[Exercise input]

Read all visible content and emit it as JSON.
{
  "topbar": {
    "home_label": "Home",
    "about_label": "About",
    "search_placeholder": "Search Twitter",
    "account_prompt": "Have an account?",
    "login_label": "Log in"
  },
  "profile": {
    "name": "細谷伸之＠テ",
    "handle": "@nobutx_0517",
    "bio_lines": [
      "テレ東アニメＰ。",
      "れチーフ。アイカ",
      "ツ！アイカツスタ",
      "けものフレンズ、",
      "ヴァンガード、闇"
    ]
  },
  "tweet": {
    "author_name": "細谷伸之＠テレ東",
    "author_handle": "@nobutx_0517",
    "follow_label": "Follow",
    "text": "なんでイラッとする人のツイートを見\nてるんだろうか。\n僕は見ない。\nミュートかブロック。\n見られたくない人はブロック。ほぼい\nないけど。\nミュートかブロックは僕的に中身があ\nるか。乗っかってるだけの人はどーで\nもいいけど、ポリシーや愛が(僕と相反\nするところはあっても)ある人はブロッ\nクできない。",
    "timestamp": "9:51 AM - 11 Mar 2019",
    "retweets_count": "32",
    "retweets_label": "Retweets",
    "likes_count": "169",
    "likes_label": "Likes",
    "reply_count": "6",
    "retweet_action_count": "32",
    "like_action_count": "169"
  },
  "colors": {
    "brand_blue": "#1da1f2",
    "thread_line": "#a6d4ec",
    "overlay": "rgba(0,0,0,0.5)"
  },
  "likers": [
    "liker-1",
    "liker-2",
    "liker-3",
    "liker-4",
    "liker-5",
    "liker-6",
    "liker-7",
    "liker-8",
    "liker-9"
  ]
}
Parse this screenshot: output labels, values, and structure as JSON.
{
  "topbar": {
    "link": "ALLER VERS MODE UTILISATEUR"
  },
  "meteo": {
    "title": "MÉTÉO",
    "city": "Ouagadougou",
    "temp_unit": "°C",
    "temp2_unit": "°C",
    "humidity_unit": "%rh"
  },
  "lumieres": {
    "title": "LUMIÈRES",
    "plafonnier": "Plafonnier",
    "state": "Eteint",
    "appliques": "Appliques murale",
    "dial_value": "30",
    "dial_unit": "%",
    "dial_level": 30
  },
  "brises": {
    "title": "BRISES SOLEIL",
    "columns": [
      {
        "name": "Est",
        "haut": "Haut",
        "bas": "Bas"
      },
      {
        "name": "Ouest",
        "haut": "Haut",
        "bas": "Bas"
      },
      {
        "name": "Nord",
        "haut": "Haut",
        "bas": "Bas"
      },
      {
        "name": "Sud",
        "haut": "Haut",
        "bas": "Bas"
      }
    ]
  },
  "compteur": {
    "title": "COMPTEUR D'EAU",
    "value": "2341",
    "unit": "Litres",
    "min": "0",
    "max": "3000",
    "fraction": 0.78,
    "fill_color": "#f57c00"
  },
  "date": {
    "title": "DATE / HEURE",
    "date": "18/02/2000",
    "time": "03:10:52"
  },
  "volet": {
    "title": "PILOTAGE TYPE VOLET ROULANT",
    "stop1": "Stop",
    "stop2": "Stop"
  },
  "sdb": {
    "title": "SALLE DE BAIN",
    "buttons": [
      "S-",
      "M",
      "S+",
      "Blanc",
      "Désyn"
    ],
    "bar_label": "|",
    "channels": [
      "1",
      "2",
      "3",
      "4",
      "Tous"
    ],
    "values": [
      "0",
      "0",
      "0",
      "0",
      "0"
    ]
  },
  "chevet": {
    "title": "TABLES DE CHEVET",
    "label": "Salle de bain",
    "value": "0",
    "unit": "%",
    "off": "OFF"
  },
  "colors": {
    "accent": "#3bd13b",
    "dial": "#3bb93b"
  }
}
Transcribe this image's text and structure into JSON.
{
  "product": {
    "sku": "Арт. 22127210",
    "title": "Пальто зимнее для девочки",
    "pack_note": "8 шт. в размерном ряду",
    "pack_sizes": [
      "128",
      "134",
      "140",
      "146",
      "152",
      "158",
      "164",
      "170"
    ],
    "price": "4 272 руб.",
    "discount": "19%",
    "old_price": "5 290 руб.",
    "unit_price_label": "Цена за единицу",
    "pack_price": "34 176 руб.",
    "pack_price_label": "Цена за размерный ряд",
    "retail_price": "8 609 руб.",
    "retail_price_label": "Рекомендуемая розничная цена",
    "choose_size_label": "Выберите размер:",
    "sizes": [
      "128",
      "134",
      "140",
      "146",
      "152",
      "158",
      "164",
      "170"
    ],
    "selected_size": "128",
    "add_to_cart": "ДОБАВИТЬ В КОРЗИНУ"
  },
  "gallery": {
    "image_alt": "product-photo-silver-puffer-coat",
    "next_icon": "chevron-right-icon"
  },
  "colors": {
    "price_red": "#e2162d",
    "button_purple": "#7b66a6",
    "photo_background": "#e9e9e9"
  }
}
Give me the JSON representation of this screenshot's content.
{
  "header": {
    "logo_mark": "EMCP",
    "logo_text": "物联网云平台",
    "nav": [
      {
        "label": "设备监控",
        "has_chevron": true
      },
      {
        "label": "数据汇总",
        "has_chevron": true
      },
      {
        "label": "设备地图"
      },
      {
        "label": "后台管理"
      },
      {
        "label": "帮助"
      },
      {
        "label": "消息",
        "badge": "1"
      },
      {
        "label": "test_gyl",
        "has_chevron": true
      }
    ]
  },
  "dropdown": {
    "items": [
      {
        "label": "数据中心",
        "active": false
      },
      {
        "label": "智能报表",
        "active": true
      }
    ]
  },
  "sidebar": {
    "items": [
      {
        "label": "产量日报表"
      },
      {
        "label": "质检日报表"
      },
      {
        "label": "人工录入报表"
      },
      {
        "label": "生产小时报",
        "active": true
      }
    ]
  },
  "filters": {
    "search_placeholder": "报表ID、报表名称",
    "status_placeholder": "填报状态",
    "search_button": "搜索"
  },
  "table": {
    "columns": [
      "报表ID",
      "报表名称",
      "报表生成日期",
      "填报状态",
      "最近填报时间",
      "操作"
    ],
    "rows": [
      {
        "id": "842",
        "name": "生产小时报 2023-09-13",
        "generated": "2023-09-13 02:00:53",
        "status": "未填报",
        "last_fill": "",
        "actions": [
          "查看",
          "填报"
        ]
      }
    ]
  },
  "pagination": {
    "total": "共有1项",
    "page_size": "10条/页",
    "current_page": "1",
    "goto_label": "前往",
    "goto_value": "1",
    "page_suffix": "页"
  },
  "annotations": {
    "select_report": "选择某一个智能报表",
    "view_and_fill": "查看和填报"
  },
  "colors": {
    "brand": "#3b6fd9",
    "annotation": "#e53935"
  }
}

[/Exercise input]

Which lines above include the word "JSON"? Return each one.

Read all visible content and emit it as JSON.
Parse this screenshot: output labels, values, and structure as JSON.
Transcribe this image's text and structure into JSON.
Give me the JSON representation of this screenshot's content.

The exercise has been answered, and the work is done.